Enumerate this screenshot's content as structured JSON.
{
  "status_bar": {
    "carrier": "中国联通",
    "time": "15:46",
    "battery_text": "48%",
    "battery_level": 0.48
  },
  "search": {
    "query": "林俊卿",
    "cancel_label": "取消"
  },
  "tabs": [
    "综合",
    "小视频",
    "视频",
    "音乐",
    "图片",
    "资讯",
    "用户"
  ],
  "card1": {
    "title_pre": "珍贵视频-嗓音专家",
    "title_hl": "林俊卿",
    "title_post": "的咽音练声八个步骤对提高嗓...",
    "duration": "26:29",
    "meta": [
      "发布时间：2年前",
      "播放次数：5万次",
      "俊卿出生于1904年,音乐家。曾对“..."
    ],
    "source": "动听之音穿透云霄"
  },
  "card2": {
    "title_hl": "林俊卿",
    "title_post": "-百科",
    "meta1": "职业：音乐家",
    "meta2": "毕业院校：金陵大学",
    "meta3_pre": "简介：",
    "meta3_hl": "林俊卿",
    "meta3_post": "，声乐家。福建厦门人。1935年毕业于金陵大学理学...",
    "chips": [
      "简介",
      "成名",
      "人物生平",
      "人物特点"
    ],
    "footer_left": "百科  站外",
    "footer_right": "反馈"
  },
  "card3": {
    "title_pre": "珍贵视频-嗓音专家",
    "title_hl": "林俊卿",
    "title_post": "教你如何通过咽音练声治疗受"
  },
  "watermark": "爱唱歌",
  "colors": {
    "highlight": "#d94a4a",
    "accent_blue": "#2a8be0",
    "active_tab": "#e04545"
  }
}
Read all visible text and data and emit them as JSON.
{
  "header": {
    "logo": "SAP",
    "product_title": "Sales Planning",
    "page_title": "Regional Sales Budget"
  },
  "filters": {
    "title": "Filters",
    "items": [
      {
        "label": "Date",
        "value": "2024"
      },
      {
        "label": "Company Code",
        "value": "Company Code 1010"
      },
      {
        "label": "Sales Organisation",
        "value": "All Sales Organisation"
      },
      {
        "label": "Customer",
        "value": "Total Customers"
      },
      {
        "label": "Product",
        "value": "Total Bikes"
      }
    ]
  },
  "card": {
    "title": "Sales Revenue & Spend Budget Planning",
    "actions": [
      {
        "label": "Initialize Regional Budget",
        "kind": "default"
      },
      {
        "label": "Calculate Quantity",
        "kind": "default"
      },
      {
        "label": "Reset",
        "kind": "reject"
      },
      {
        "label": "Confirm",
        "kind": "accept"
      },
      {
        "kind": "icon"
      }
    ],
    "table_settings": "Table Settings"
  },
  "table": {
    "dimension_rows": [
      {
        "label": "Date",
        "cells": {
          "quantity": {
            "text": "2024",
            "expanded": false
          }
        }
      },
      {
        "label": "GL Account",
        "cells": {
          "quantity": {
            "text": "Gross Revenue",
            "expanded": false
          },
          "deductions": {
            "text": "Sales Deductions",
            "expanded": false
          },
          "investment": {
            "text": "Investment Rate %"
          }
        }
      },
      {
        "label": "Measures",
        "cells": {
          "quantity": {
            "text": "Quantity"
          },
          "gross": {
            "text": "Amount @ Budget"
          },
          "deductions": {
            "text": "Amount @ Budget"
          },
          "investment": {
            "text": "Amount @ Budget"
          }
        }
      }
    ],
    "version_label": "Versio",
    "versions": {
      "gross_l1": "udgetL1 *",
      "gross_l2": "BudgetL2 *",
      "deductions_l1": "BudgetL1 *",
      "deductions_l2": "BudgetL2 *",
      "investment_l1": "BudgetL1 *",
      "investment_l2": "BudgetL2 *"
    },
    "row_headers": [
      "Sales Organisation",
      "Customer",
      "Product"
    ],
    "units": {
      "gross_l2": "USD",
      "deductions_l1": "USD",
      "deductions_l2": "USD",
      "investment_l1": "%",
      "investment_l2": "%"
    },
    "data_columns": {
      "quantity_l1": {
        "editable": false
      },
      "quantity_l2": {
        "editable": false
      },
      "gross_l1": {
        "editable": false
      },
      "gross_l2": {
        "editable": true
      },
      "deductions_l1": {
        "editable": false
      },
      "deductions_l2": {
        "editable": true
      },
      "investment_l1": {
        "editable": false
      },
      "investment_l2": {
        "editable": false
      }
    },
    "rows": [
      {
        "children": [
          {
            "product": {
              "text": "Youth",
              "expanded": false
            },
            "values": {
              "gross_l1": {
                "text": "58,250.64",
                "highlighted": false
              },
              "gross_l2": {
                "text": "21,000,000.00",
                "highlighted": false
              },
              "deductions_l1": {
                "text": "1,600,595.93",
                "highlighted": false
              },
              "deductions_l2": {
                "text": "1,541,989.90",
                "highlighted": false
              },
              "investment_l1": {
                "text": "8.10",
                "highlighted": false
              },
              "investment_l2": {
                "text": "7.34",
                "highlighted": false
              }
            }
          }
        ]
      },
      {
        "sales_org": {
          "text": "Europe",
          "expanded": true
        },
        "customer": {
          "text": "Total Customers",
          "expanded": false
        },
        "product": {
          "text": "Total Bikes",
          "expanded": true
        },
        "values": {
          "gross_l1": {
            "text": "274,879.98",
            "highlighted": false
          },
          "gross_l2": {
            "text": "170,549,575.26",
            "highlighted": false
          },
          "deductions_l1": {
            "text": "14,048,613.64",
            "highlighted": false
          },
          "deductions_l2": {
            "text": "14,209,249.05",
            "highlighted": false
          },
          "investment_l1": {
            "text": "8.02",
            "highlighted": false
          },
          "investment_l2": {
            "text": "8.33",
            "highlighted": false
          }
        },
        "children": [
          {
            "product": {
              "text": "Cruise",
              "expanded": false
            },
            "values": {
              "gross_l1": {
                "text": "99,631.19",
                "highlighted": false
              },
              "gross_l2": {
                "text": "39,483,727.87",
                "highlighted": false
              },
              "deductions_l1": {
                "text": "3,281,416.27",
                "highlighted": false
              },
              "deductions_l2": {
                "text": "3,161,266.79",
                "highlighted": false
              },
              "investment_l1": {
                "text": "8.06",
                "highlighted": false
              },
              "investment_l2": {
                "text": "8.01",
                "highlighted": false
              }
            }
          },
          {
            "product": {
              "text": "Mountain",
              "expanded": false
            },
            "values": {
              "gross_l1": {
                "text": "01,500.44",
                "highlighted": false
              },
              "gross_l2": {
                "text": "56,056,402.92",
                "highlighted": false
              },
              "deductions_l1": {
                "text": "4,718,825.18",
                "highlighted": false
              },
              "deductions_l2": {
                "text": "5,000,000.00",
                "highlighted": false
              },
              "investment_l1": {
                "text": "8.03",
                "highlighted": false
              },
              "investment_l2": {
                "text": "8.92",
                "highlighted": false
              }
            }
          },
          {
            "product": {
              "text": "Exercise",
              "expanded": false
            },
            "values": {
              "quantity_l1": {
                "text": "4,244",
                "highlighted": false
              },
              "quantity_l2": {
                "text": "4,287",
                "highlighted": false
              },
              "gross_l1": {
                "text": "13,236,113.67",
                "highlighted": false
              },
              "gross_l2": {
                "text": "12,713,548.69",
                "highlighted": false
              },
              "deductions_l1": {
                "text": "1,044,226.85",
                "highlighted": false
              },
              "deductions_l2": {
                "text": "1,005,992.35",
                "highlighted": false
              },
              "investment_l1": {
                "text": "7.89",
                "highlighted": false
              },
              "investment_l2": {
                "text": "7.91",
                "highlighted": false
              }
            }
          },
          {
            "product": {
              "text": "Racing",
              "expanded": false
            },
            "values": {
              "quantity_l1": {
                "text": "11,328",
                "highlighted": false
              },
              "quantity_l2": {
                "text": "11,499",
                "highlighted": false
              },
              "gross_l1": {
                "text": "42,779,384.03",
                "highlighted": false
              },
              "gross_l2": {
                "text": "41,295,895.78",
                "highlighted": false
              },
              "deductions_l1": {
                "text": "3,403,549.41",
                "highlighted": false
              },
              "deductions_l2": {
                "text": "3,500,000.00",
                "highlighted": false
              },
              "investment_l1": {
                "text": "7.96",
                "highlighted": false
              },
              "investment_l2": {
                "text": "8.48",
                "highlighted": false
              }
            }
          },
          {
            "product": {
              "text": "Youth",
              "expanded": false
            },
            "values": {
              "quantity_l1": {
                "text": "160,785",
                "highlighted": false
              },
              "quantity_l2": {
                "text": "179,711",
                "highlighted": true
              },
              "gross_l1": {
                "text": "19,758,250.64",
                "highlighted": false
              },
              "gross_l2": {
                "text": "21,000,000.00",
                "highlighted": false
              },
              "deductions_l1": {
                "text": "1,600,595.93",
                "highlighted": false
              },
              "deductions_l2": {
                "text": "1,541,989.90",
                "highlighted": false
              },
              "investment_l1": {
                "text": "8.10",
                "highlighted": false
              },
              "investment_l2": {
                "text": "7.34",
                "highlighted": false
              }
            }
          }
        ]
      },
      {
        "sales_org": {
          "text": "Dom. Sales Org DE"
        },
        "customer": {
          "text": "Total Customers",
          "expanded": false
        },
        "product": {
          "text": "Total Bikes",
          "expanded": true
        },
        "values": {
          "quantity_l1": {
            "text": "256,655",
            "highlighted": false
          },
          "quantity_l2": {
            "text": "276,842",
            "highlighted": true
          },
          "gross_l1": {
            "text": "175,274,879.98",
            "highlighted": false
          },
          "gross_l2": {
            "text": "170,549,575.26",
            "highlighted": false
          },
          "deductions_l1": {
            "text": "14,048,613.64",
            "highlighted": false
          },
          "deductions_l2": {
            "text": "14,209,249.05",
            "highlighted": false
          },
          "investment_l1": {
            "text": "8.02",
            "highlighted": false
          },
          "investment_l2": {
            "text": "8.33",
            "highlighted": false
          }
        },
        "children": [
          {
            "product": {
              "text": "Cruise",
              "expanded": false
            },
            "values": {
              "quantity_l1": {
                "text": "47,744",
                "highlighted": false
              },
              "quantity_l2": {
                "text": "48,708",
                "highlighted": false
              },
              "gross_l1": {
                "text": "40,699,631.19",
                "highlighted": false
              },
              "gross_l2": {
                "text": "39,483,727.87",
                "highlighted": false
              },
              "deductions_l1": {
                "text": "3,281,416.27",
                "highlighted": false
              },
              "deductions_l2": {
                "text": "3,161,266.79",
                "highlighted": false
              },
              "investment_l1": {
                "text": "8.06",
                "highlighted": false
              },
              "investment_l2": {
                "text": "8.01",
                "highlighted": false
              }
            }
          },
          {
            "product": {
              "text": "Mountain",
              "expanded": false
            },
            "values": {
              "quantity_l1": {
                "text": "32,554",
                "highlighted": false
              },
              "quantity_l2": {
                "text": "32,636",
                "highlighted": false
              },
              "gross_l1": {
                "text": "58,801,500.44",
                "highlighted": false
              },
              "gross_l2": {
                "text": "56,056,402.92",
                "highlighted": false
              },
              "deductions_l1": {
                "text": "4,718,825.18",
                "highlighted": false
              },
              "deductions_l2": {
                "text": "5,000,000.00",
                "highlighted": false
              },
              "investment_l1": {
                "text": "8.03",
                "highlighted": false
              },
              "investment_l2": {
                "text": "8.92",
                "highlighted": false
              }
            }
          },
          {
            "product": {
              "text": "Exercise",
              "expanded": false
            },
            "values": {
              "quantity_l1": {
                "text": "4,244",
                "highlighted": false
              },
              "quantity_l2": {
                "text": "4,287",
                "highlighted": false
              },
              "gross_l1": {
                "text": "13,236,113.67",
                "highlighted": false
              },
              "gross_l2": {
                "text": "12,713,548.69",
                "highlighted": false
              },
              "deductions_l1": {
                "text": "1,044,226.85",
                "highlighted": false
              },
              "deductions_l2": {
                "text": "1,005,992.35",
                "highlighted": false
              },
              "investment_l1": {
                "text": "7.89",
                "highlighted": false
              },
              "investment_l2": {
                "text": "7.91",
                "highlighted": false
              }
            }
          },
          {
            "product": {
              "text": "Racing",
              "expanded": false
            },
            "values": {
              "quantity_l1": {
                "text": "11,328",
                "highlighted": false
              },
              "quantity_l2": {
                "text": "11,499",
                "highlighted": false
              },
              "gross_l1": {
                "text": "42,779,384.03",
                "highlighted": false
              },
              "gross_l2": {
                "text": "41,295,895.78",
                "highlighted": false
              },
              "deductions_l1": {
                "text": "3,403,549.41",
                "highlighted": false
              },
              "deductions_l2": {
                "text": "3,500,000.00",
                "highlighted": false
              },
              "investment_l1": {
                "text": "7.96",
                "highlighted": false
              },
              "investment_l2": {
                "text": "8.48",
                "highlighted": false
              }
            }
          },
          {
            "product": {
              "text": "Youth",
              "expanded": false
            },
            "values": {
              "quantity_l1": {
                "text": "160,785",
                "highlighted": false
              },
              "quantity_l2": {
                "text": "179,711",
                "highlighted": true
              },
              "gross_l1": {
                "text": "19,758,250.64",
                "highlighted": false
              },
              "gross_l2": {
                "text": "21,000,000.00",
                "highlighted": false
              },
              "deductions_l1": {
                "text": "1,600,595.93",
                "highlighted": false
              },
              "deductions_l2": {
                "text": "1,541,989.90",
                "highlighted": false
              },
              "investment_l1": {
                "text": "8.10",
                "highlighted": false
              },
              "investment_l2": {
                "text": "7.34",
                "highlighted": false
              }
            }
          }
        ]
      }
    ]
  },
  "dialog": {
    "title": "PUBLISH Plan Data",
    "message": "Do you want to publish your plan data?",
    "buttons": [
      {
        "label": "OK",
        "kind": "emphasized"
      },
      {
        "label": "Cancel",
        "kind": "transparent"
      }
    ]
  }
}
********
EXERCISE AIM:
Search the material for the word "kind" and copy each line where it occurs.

RESULT FOR THIS TASK:
        "kind": "default"
        "kind": "default"
        "kind": "reject"
        "kind": "accept"
        "kind": "icon"
        "kind": "emphasized"
        "kind": "transparent"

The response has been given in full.